START INPUT FOR THIS TASK

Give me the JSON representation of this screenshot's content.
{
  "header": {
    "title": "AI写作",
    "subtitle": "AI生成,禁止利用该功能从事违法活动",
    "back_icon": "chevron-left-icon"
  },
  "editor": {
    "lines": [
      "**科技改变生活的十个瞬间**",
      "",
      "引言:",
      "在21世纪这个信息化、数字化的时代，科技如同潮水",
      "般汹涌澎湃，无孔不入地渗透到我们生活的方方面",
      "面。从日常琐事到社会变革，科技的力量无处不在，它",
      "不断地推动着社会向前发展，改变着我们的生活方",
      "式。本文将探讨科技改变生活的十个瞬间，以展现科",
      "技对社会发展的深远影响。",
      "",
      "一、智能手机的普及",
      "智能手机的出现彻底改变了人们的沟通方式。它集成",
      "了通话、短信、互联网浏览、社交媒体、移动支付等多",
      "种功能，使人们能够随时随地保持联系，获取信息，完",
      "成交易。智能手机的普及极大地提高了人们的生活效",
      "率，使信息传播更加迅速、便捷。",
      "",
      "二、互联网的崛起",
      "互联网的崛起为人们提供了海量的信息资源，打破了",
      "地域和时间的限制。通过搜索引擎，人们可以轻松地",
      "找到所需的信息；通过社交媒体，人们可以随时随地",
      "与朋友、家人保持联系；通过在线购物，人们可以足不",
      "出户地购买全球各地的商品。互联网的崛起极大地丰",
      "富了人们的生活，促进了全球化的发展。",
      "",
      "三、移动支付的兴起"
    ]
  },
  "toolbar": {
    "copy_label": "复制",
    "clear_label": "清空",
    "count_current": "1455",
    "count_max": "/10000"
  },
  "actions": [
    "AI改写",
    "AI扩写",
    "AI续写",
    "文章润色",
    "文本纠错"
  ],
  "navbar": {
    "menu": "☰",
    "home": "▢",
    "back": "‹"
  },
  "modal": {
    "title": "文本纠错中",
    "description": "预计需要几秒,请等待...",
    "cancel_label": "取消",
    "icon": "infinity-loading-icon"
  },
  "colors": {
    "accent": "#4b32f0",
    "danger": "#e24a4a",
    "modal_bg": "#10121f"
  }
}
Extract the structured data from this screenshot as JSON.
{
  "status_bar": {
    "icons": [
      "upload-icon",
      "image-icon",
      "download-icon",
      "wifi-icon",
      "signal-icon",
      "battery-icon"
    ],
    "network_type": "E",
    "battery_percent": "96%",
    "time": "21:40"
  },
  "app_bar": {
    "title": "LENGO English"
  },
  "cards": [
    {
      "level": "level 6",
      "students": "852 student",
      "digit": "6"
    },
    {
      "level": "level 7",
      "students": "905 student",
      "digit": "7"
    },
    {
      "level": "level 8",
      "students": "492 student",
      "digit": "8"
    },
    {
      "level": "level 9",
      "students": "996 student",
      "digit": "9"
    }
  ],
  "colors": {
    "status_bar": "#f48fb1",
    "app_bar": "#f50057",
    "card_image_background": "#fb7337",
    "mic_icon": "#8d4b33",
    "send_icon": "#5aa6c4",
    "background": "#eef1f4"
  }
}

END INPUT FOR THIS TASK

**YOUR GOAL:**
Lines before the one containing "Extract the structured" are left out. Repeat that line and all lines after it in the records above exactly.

**OUTPUT OF THE EXERCISE:**
Extract the structured data from this screenshot as JSON.
{
  "status_bar": {
    "icons": [
      "upload-icon",
      "image-icon",
      "download-icon",
      "wifi-icon",
      "signal-icon",
      "battery-icon"
    ],
    "network_type": "E",
    "battery_percent": "96%",
    "time": "21:40"
  },
  "app_bar": {
    "title": "LENGO English"
  },
  "cards": [
    {
      "level": "level 6",
      "students": "852 student",
      "digit": "6"
    },
    {
      "level": "level 7",
      "students": "905 student",
      "digit": "7"
    },
    {
      "level": "level 8",
      "students": "492 student",
      "digit": "8"
    },
    {
      "level": "level 9",
      "students": "996 student",
      "digit": "9"
    }
  ],
  "colors": {
    "status_bar": "#f48fb1",
    "app_bar": "#f50057",
    "card_image_background": "#fb7337",
    "mic_icon": "#8d4b33",
    "send_icon": "#5aa6c4",
    "background": "#eef1f4"
  }
}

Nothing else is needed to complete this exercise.